> **Work task**
Print exactly the lines of the listing below from the one containing "Enumerate this screenshot's" through the final line, both included, and no pictures.
↓
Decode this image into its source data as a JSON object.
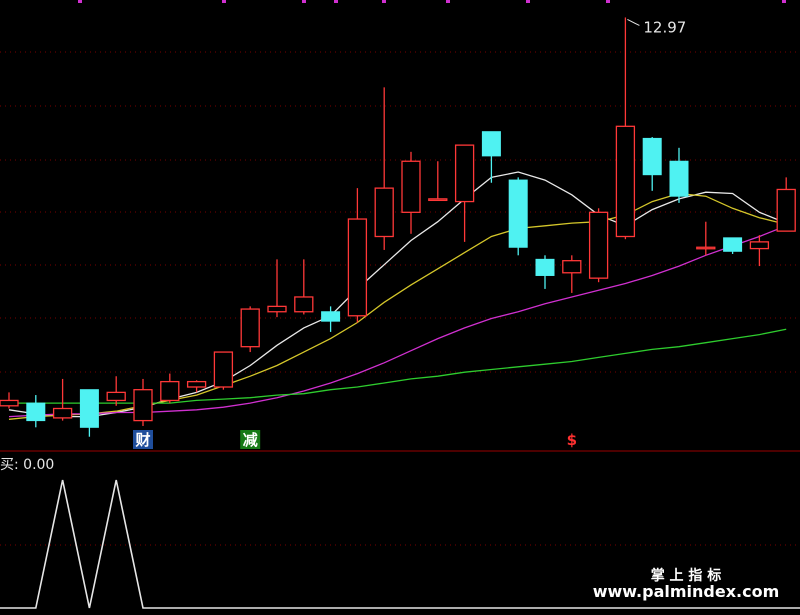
{
  "chart_data": {
    "type": "candlestick",
    "price_axis": {
      "min": 9.9,
      "max": 13.1
    },
    "high_label": "12.97",
    "candles": [
      {
        "o": 10.08,
        "h": 10.18,
        "l": 10.06,
        "c": 10.12
      },
      {
        "o": 10.1,
        "h": 10.16,
        "l": 9.92,
        "c": 9.97
      },
      {
        "o": 9.99,
        "h": 10.28,
        "l": 9.97,
        "c": 10.06
      },
      {
        "o": 10.2,
        "h": 10.2,
        "l": 9.85,
        "c": 9.92
      },
      {
        "o": 10.12,
        "h": 10.3,
        "l": 10.08,
        "c": 10.18
      },
      {
        "o": 9.97,
        "h": 10.28,
        "l": 9.93,
        "c": 10.2
      },
      {
        "o": 10.12,
        "h": 10.32,
        "l": 10.1,
        "c": 10.26
      },
      {
        "o": 10.22,
        "h": 10.27,
        "l": 10.18,
        "c": 10.26
      },
      {
        "o": 10.22,
        "h": 10.48,
        "l": 10.2,
        "c": 10.48
      },
      {
        "o": 10.52,
        "h": 10.82,
        "l": 10.48,
        "c": 10.8
      },
      {
        "o": 10.78,
        "h": 11.17,
        "l": 10.74,
        "c": 10.82
      },
      {
        "o": 10.78,
        "h": 11.17,
        "l": 10.76,
        "c": 10.89
      },
      {
        "o": 10.78,
        "h": 10.82,
        "l": 10.63,
        "c": 10.71
      },
      {
        "o": 10.75,
        "h": 11.7,
        "l": 10.7,
        "c": 11.47
      },
      {
        "o": 11.34,
        "h": 12.45,
        "l": 11.24,
        "c": 11.7
      },
      {
        "o": 11.52,
        "h": 11.97,
        "l": 11.36,
        "c": 11.9
      },
      {
        "o": 11.62,
        "h": 11.9,
        "l": 11.62,
        "c": 11.62
      },
      {
        "o": 11.6,
        "h": 12.02,
        "l": 11.3,
        "c": 12.02
      },
      {
        "o": 12.12,
        "h": 12.12,
        "l": 11.74,
        "c": 11.94
      },
      {
        "o": 11.76,
        "h": 11.78,
        "l": 11.2,
        "c": 11.26
      },
      {
        "o": 11.17,
        "h": 11.2,
        "l": 10.95,
        "c": 11.05
      },
      {
        "o": 11.07,
        "h": 11.2,
        "l": 10.92,
        "c": 11.16
      },
      {
        "o": 11.03,
        "h": 11.55,
        "l": 11.0,
        "c": 11.52
      },
      {
        "o": 11.34,
        "h": 12.97,
        "l": 11.32,
        "c": 12.16
      },
      {
        "o": 12.07,
        "h": 12.08,
        "l": 11.68,
        "c": 11.8
      },
      {
        "o": 11.9,
        "h": 12.0,
        "l": 11.59,
        "c": 11.64
      },
      {
        "o": 11.26,
        "h": 11.45,
        "l": 11.2,
        "c": 11.26
      },
      {
        "o": 11.33,
        "h": 11.33,
        "l": 11.21,
        "c": 11.23
      },
      {
        "o": 11.25,
        "h": 11.35,
        "l": 11.12,
        "c": 11.3
      },
      {
        "o": 11.38,
        "h": 11.78,
        "l": 11.38,
        "c": 11.69
      }
    ],
    "series": [
      {
        "color": "#e8e8e8",
        "values": [
          10.05,
          10.02,
          10.0,
          10.0,
          10.03,
          10.07,
          10.13,
          10.18,
          10.26,
          10.38,
          10.53,
          10.66,
          10.75,
          10.95,
          11.13,
          11.31,
          11.45,
          11.62,
          11.78,
          11.82,
          11.76,
          11.65,
          11.5,
          11.42,
          11.54,
          11.62,
          11.67,
          11.66,
          11.52,
          11.44
        ]
      },
      {
        "color": "#d4c62a",
        "values": [
          9.98,
          10.0,
          10.01,
          10.02,
          10.04,
          10.08,
          10.12,
          10.16,
          10.23,
          10.3,
          10.38,
          10.48,
          10.58,
          10.7,
          10.85,
          10.98,
          11.1,
          11.22,
          11.34,
          11.4,
          11.42,
          11.44,
          11.45,
          11.5,
          11.6,
          11.66,
          11.64,
          11.55,
          11.48,
          11.43
        ]
      },
      {
        "color": "#d030d0",
        "values": [
          10.0,
          10.01,
          10.02,
          10.02,
          10.03,
          10.03,
          10.04,
          10.05,
          10.07,
          10.1,
          10.14,
          10.19,
          10.25,
          10.32,
          10.4,
          10.49,
          10.58,
          10.66,
          10.73,
          10.78,
          10.84,
          10.89,
          10.94,
          10.99,
          11.05,
          11.12,
          11.2,
          11.27,
          11.34,
          11.42
        ]
      },
      {
        "color": "#2ecc2e",
        "values": [
          10.1,
          10.1,
          10.1,
          10.1,
          10.1,
          10.1,
          10.1,
          10.12,
          10.13,
          10.14,
          10.16,
          10.17,
          10.2,
          10.22,
          10.25,
          10.28,
          10.3,
          10.33,
          10.35,
          10.37,
          10.39,
          10.41,
          10.44,
          10.47,
          10.5,
          10.52,
          10.55,
          10.58,
          10.61,
          10.65
        ]
      }
    ],
    "signals": [
      {
        "index": 5,
        "label": "财",
        "bg": "#1f4e9c",
        "fg": "#ffffff"
      },
      {
        "index": 9,
        "label": "减",
        "bg": "#167a16",
        "fg": "#ffffff"
      },
      {
        "index": 21,
        "label": "$",
        "bg": "",
        "fg": "#ff3030"
      }
    ],
    "indicator": {
      "label": "买",
      "value_text": ": 0.00",
      "values": [
        0,
        0,
        1,
        0,
        1,
        0,
        0,
        0,
        0,
        0,
        0,
        0,
        0,
        0,
        0,
        0,
        0,
        0,
        0,
        0,
        0,
        0,
        0,
        0,
        0,
        0,
        0,
        0,
        0,
        0
      ]
    }
  },
  "watermark": {
    "line1": "掌 上 指 标",
    "line2": "www.palmindex.com"
  }
}
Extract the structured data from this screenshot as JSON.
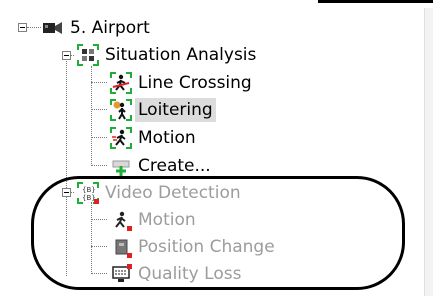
{
  "tree": {
    "root": {
      "label": "5. Airport",
      "icon": "camera-icon",
      "expanded": true
    },
    "situation_analysis": {
      "label": "Situation Analysis",
      "icon": "situation-analysis-icon",
      "expanded": true,
      "children": [
        {
          "label": "Line Crossing",
          "icon": "line-crossing-icon"
        },
        {
          "label": "Loitering",
          "icon": "loitering-icon",
          "selected": true
        },
        {
          "label": "Motion",
          "icon": "motion-icon"
        },
        {
          "label": "Create...",
          "icon": "create-icon"
        }
      ]
    },
    "video_detection": {
      "label": "Video Detection",
      "icon": "video-detection-icon",
      "expanded": true,
      "disabled": true,
      "children": [
        {
          "label": "Motion",
          "icon": "motion-icon"
        },
        {
          "label": "Position Change",
          "icon": "position-change-icon"
        },
        {
          "label": "Quality Loss",
          "icon": "quality-loss-icon"
        }
      ]
    }
  },
  "colors": {
    "selection": "#dcdcdc",
    "disabled_text": "#9c9c9c",
    "corner_green": "#1fae3a",
    "status_red": "#e02020",
    "icon_orange": "#e69a2a"
  }
}
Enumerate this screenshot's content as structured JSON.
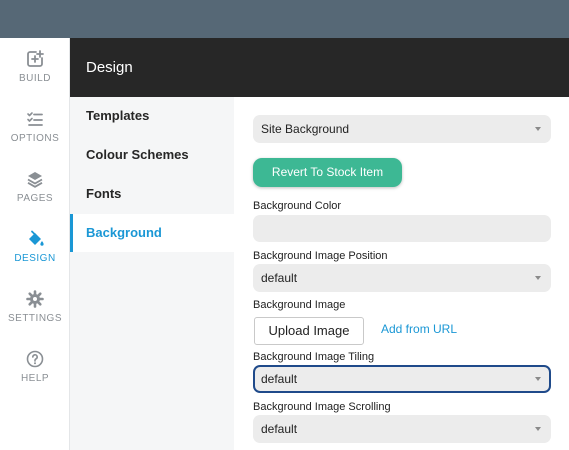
{
  "colors": {
    "accent": "#1a97d5",
    "topbar": "#566876",
    "header": "#272727",
    "revert": "#3db894"
  },
  "nav": {
    "items": [
      {
        "label": "BUILD",
        "icon": "plus-square-icon"
      },
      {
        "label": "OPTIONS",
        "icon": "checklist-icon"
      },
      {
        "label": "PAGES",
        "icon": "layers-icon"
      },
      {
        "label": "DESIGN",
        "icon": "paint-bucket-icon",
        "active": true
      },
      {
        "label": "SETTINGS",
        "icon": "gear-icon"
      },
      {
        "label": "HELP",
        "icon": "question-circle-icon"
      }
    ]
  },
  "panel": {
    "title": "Design"
  },
  "sub_nav": {
    "items": [
      {
        "label": "Templates"
      },
      {
        "label": "Colour Schemes"
      },
      {
        "label": "Fonts"
      },
      {
        "label": "Background",
        "active": true
      }
    ]
  },
  "form": {
    "target_select": "Site Background",
    "revert_label": "Revert To Stock Item",
    "bg_color_label": "Background Color",
    "bg_color_value": "",
    "bg_position_label": "Background Image Position",
    "bg_position_value": "default",
    "bg_image_label": "Background Image",
    "upload_label": "Upload Image",
    "add_url_label": "Add from URL",
    "bg_tiling_label": "Background Image Tiling",
    "bg_tiling_value": "default",
    "bg_scrolling_label": "Background Image Scrolling",
    "bg_scrolling_value": "default"
  }
}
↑
> **Answer box**
Enumerate this screenshot's content as structured JSON.
{
  "colors": {
    "accent": "#1a97d5",
    "topbar": "#566876",
    "header": "#272727",
    "revert": "#3db894"
  },
  "nav": {
    "items": [
      {
        "label": "BUILD",
        "icon": "plus-square-icon"
      },
      {
        "label": "OPTIONS",
        "icon": "checklist-icon"
      },
      {
        "label": "PAGES",
        "icon": "layers-icon"
      },
      {
        "label": "DESIGN",
        "icon": "paint-bucket-icon",
        "active": true
      },
      {
        "label": "SETTINGS",
        "icon": "gear-icon"
      },
      {
        "label": "HELP",
        "icon": "question-circle-icon"
      }
    ]
  },
  "panel": {
    "title": "Design"
  },
  "sub_nav": {
    "items": [
      {
        "label": "Templates"
      },
      {
        "label": "Colour Schemes"
      },
      {
        "label": "Fonts"
      },
      {
        "label": "Background",
        "active": true
      }
    ]
  },
  "form": {
    "target_select": "Site Background",
    "revert_label": "Revert To Stock Item",
    "bg_color_label": "Background Color",
    "bg_color_value": "",
    "bg_position_label": "Background Image Position",
    "bg_position_value": "default",
    "bg_image_label": "Background Image",
    "upload_label": "Upload Image",
    "add_url_label": "Add from URL",
    "bg_tiling_label": "Background Image Tiling",
    "bg_tiling_value": "default",
    "bg_scrolling_label": "Background Image Scrolling",
    "bg_scrolling_value": "default"
  }
}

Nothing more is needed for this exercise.